Of course, we can't ignore the environmental consequences of this love affair with the automobile, both in terms of the environmental costs - in the extraction of oil from the earth and contribution of carbon to the atmosphere - but due to the importance of cars in our culture, they tell something about us as a society.  And regardless of what you think of them, they are objects of human achievement.  In many ways, they are a mixture of art and machine.  They have also provided many a way of life and a key to the middle class, especially in the 20th Century.

So, in Louisville this past weekend, we were able to witness a celebration of our society's love of the automobile.  For many, these sorts of meets are family events involving multiple generations. Over 700 cars assembled from around the nation and were displayed at the Convention Center.  The only criteria to participate is that they have to be some sort of vehicle and be at least 25 years old.  The oldest car that I saw was a 1903 Curved-Dash Oldsmobile.  There were a range of other cars of all makes and models, motorcycles and commercial vehicles.

One that stood out for me was a 1916 Milburn.  Click link for full view of automobile and history of the marque. Here are some pics:
Yep, it was an electric car.  Batteries in the front and rear and they had their own charging apparatus.

Apparently, electric cars were fairly popular in the early days of the automobile.  Travel by automobile was still a bit of an adventure in 1916 with almost all gasoline powered engines requiring manual cranking to start the engine - and a lot of persistent and applied strength.  Being the early 20th Century, the job of starting those gasoline powered cars fell mainly upon men.  The electric car was developed as an alternative way of getting around that did not require cranking and was particularly popular with women.  Some say their very existence helped with the women's suffrage movement and the imposition of Prohibition - women used the cars to politic and go to places farther afield than they otherwise could get to on foot.  The interior provided a "living room" environment, and being electric, was comparatively quiet.

The popularity of these electrics diminished as gasoline engines shed the crank and converted more and more to an electric starting mechanism.  Short-comings of the electrics, things that we are still overcoming today, were the heavy weight of the batteries in relation to the car itself, the short life-span of the batteries and need to replace them, the relatively short range of operation, low speed and the need for accessible charging stations.  All of the weaknesses here were either non-existent with an internal combustion engine or gasoline technology was far superior in comparison.  And, the unintended consequences of the reliance on gasoline power hadn't been experienced yet.

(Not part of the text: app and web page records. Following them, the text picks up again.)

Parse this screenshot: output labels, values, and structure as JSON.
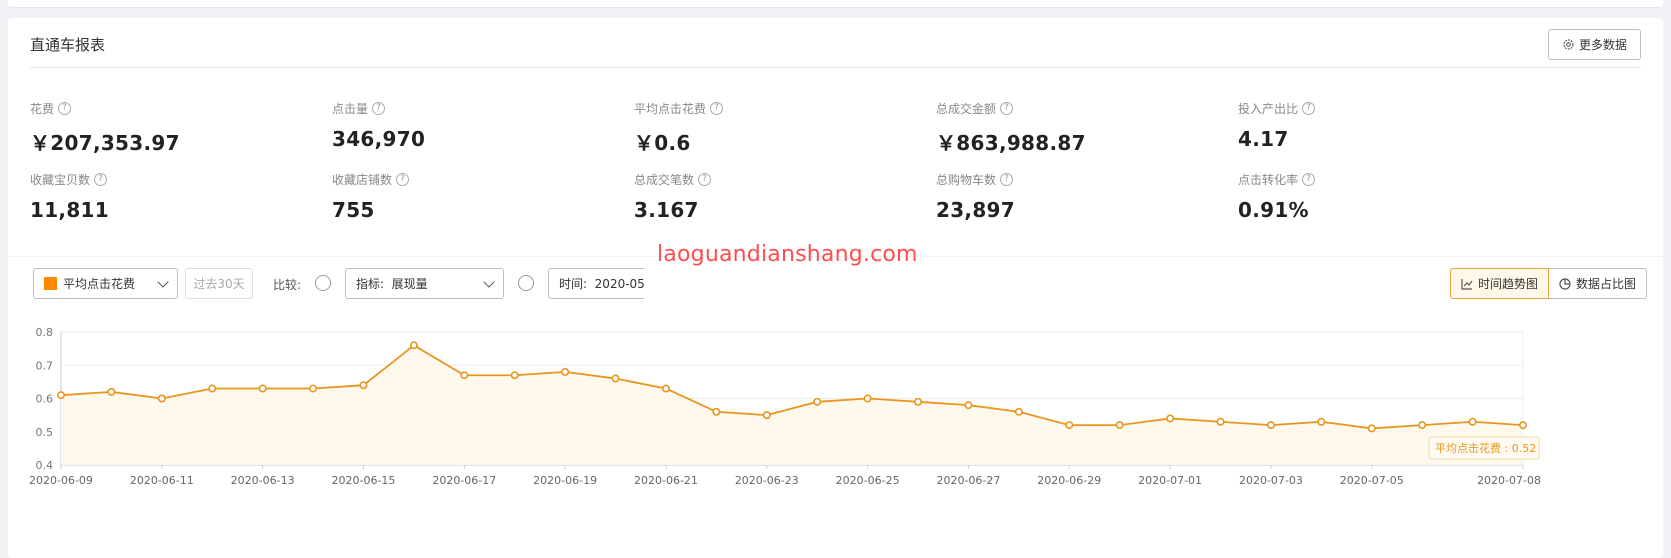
{
  "report": {
    "title": "直通车报表",
    "more_button": "更多数据",
    "metrics": [
      {
        "label": "花费",
        "value": "￥207,353.97"
      },
      {
        "label": "点击量",
        "value": "346,970"
      },
      {
        "label": "平均点击花费",
        "value": "￥0.6"
      },
      {
        "label": "总成交金额",
        "value": "￥863,988.87"
      },
      {
        "label": "投入产出比",
        "value": "4.17"
      },
      {
        "label": "收藏宝贝数",
        "value": "11,811"
      },
      {
        "label": "收藏店铺数",
        "value": "755"
      },
      {
        "label": "总成交笔数",
        "value": "3.167"
      },
      {
        "label": "总购物车数",
        "value": "23,897"
      },
      {
        "label": "点击转化率",
        "value": "0.91%"
      }
    ]
  },
  "toolbar": {
    "metric_select": "平均点击花费",
    "period": "过去30天",
    "compare_label": "比较:",
    "indicator_select": "指标:  展现量",
    "time_field": "时间:  2020-05-",
    "view_trend": "时间趋势图",
    "view_share": "数据占比图"
  },
  "watermark": "laoguandianshang.com",
  "colors": {
    "series": "#e8961e",
    "swatch": "#ff8a00",
    "watermark": "#ff4d4f"
  },
  "chart_data": {
    "type": "line",
    "x": [
      "2020-06-09",
      "2020-06-10",
      "2020-06-11",
      "2020-06-12",
      "2020-06-13",
      "2020-06-14",
      "2020-06-15",
      "2020-06-16",
      "2020-06-17",
      "2020-06-18",
      "2020-06-19",
      "2020-06-20",
      "2020-06-21",
      "2020-06-22",
      "2020-06-23",
      "2020-06-24",
      "2020-06-25",
      "2020-06-26",
      "2020-06-27",
      "2020-06-28",
      "2020-06-29",
      "2020-06-30",
      "2020-07-01",
      "2020-07-02",
      "2020-07-03",
      "2020-07-04",
      "2020-07-05",
      "2020-07-06",
      "2020-07-07",
      "2020-07-08"
    ],
    "x_ticks": [
      "2020-06-09",
      "2020-06-11",
      "2020-06-13",
      "2020-06-15",
      "2020-06-17",
      "2020-06-19",
      "2020-06-21",
      "2020-06-23",
      "2020-06-25",
      "2020-06-27",
      "2020-06-29",
      "2020-07-01",
      "2020-07-03",
      "2020-07-05",
      "2020-07-08"
    ],
    "series": [
      {
        "name": "平均点击花费",
        "values": [
          0.61,
          0.62,
          0.6,
          0.63,
          0.63,
          0.63,
          0.64,
          0.76,
          0.67,
          0.67,
          0.68,
          0.66,
          0.63,
          0.56,
          0.55,
          0.59,
          0.6,
          0.59,
          0.58,
          0.56,
          0.52,
          0.52,
          0.54,
          0.53,
          0.52,
          0.53,
          0.51,
          0.52,
          0.53,
          0.52
        ]
      }
    ],
    "ylim": [
      0.4,
      0.8
    ],
    "y_ticks": [
      "0.8",
      "0.7",
      "0.6",
      "0.5",
      "0.4"
    ],
    "grid": true,
    "tooltip": "平均点击花费 : 0.52"
  }
}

So, we still face challenges in the electric car technology.  Hybrid vehicles have helped bridge the gap, but it is still a long way to go to unseat gasoline powered vehicles from their prominence.

While the technology develops further, we need to make wise land use choices that minimize the dependence on the gasoline powered automobile, enhance pedestrian and bicycle access and encourage mass transit.  We do this by promoting mixed uses of residential, office and retail space, and increased density along alternative transit corridors.  Limiting new buildings to universal three stories does not promote this kind of land use pattern.

Sunday, July 4, 2010

Without our freedom, this is what we would have to endure...

Russian Mayor Irks Security Agency, and Suffers
Published: July 3, 2010
A mayor who filed a lawsuit over a resort owned by Russia’s security service was jailed and prosecuted.
Click title for link to NY Times article.

Lake Worth Raft Regatta

Only in Lake Worth on Twitpic

Dalai Lama, as if speaking directly to our humble city...

Peace does not mean no more conflict among humanity. Conflict is bound to happen, so in order to keep peace in spite of conflict, the only realistic method is the spirit of dialogue, respecting the other side and understanding their viewpoint. We need to try and solve problems in a spirit of brotherhood and sisterhood, in a spirit of reconciliation and compromise.